278,252 Pages

Arlington National Cemetery is a United States military cemetery located in Arlington County, Virginia near The Pentagon and directly across the Potomac River from the Lincoln Memorial. The cemetery has graves for thousands of casualties and deceased veterans of the nation's conflicts, beginning with the American Civil War but includes reinterred dead from earlier wars as well. It was established during the Civil War on the grounds of Arlington House, which had been the estate of the family of Confederate general Robert E. Lee's wife Mary Anna (Custis) Lee (a great-granddaughter of Martha Washington).

The Medal of Honor was created during the American Civil War and is the highest military decoration presented by the United States government to a member of its armed forces. The recipient must have distinguished themselves at the risk of their own life above and beyond the call of duty in action against an enemy of the United States. Due to the nature of this medal, it is commonly presented posthumously.[1]

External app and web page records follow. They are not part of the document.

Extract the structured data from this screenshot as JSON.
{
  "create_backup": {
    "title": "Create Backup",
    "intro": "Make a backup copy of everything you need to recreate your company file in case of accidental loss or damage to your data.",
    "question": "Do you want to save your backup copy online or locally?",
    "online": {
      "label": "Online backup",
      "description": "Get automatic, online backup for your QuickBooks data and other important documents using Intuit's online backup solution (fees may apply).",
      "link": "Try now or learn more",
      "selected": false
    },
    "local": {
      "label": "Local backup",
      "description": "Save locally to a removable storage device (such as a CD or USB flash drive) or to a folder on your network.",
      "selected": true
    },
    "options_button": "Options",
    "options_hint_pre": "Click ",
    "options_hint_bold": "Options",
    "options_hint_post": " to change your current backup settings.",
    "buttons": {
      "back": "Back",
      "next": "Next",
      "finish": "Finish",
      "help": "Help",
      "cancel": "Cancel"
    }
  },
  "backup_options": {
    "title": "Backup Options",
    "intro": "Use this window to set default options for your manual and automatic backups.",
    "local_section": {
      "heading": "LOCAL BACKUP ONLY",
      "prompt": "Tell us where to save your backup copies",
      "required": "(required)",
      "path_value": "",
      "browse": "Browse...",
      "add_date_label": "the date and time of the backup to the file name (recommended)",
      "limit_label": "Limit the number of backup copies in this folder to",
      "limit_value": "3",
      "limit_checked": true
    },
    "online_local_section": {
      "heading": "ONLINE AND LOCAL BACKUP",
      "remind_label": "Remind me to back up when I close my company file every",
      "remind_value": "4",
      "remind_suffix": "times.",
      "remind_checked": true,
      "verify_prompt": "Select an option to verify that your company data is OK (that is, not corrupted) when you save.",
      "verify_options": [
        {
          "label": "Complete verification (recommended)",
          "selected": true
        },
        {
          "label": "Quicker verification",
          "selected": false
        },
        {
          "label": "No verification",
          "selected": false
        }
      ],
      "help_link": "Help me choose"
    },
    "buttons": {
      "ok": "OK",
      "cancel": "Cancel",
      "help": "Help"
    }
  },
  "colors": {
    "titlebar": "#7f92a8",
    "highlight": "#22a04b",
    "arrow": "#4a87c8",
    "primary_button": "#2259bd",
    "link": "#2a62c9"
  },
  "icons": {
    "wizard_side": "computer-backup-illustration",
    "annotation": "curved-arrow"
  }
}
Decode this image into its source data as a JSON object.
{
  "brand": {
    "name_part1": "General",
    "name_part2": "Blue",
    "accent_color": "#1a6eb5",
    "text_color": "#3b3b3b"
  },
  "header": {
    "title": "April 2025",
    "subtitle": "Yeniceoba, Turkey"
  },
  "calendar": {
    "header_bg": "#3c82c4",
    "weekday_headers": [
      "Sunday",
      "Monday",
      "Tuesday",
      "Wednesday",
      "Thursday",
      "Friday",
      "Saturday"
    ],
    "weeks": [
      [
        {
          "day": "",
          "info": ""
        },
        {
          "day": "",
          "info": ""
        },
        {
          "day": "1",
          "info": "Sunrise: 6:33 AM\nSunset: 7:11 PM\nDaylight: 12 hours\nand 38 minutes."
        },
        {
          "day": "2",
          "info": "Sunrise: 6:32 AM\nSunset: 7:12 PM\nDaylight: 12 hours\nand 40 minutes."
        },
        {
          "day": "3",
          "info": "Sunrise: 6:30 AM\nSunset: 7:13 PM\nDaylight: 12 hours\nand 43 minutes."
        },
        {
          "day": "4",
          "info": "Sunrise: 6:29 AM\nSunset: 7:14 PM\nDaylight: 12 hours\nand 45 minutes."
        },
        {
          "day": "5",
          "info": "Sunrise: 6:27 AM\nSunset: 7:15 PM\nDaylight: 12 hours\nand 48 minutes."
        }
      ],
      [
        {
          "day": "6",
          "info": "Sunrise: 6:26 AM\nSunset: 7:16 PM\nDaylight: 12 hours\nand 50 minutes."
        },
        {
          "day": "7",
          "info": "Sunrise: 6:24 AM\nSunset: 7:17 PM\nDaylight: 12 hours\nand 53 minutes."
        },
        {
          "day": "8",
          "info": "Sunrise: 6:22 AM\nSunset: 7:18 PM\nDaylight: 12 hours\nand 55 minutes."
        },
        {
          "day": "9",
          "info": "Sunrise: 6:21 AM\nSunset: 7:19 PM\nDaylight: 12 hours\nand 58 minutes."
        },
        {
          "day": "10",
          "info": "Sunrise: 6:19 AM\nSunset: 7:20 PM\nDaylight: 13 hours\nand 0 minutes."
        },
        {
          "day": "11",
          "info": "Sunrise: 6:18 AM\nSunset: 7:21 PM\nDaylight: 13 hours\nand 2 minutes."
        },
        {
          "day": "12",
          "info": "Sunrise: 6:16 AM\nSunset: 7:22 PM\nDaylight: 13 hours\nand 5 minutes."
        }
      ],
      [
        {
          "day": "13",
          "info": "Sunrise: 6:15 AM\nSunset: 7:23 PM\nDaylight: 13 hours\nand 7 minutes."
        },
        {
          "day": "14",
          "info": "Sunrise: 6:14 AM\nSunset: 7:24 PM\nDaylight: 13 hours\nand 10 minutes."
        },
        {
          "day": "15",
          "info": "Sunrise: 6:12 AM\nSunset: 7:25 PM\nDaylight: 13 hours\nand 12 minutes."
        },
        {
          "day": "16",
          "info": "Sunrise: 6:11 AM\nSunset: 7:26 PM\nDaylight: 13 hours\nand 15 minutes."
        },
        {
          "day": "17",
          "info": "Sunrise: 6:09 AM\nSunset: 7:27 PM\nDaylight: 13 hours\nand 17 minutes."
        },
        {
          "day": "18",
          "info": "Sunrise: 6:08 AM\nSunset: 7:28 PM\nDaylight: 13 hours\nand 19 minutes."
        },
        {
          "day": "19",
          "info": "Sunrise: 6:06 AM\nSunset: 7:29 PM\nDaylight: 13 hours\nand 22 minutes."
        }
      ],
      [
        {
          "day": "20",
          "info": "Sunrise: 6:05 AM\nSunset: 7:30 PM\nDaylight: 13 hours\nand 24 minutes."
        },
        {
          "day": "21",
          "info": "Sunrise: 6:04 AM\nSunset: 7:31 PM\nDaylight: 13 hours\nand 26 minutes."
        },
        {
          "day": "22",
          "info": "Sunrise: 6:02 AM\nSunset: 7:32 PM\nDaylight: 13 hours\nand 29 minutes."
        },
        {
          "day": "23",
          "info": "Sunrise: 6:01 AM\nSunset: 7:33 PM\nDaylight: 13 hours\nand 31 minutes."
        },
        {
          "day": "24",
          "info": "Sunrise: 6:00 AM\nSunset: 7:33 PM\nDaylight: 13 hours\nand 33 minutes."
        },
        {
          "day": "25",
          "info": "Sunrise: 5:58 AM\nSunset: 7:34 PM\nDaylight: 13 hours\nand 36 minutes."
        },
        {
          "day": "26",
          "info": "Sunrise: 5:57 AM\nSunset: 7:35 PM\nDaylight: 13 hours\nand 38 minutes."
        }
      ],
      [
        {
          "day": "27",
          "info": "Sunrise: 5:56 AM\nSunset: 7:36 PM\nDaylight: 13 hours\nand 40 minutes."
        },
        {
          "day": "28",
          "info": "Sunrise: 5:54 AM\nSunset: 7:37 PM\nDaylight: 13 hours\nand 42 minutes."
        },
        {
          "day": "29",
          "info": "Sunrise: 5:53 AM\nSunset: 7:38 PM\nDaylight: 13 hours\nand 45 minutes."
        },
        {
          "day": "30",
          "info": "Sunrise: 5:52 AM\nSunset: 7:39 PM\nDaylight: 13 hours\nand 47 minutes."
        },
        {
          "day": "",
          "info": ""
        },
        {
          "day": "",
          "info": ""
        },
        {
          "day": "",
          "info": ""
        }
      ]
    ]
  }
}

Recipients[edit | edit source]

Image Name Service Rank Death date Burial location Comments
WilliamBarberUSMC.jpg Barber, William E.William E. Barber Marine Corps O-03Captain Risked his life as a commanding officer in action against enemy aggressor forces
Lloyd Burke.jpg Burke, Lloyd L.Lloyd L. Burke Army O-02First Lieutenant Risked his life to attack the enemy in order to rescue his company who had been pinned down
Cornelius Charlton.jpg Charlton, Cornelius H.Cornelius H. Charlton Army E-05Sergeant Killed due to multiple wounds sustained after several attacks against the enemy
Francis C Hammond.jpg Hammond, Francis C.Francis C. Hammond Navy Hospitalman Medical corpsman; sacrificed his life treating and directing wounded Marines until struck by a round of enemy mortar fire.
Harvey, RaymondRaymond Harvey Army O-03Captain Severely wounded after attacking the enemy multiple times and inflicting multiple enemy casualties
James E Johnson.jpg Johnson, James E.James E. Johnson Marine Corps E-05Sergeant Although seriously wounded, was last seen fighting the enemy hand to hand
John K Koelsch.jpg Koelsch, John K.John K. Koelsch Navy O-02Lieutenant, Junior Grade Died as a POW after rescuing several crewman from a downed helicopter and evading the enemy for nine days.
George D. Libby.JPG Libby, George D.George D. Libby Army E-05Sergeant Sacrificed his life to shield the driver of a rescue vehicle from enemy rounds
Mausert FW.jpg Mausert, III, Frederick W.Frederick W. Mausert, III Marine Corps E-05Sergeant Although severely wounded singlehandedly defeated an enemy gun emlacement and drew enemy fire away from his men.
Monagan WC.jpg Monegan, Jr., Walter C.Walter C. Monegan, Jr. Marine Corps E-02Private First Class Killed while repeatedly attacking the enemy at night
Myers RR.jpg Myers, Reginald R.Reginald R. Myers Marine Corps O-04Major Although losing 170 of his men during 14 hours of combat in subzero temperatures, continued to reorganize his unit and spearhead the attack which resulted in 600 enemy killed and 500 wounded
John U D Page.jpg Page, John U. D.John U. D. Page Army O-05Lieutenant Colonel Repeatedly attacked the enemy and defended his convoy until killed
Porter, Donn F.Donn F. Porter Army E-05Sergeant Killed after fighting back a superior enemy force
Robert D. Reem.jpg Reem, Robert D.Robert D. Reem Marine Corps O-01Second Lieutenant Killed after he covered a grenade with his body
CarlSitter USMC.jpg Sitter, Carl L.Carl L. Sitter Marine Corps O-03Captain Although painfully wounded he refused to be evacuated and continued to fight until defense of the area was assured
Skinner SE.jpg Skinner, Jr., Sherrod E.Sherrod E. Skinner, Jr. Marine Corps O-01Second Lieutenant In addition to fighting off an enemy force for three hours he sacrificed his life by smothering a grenade with his body
Miguel-vera-united-states-army-medal-of-honor.jpg Vera, MiguelMiguel Vera Army E-01Private Selflessly chose to remain in position during an enemy attack and cover friendly troops' withdrawal from part of "Old Baldy" hill.
William G Windrich.jpg Windrich, William G.William G. Windrich Marine Corps E-06Staff sergeant Sacrificed his life to direct his men and rescue several wounded Marines from a hillside

Notes[edit | edit source]


References[edit | edit source]

  1. "A Brief History—The Medal of Honor". Frequently Asked Questions (FAQ). Department of Defense. August 8, 2006. http://www.defenselink.mil/faq/pis/med_of_honor.html. Retrieved December 27, 2010. 

Bibliography[edit | edit source]

Community content is available under CC-BY-SA unless otherwise noted.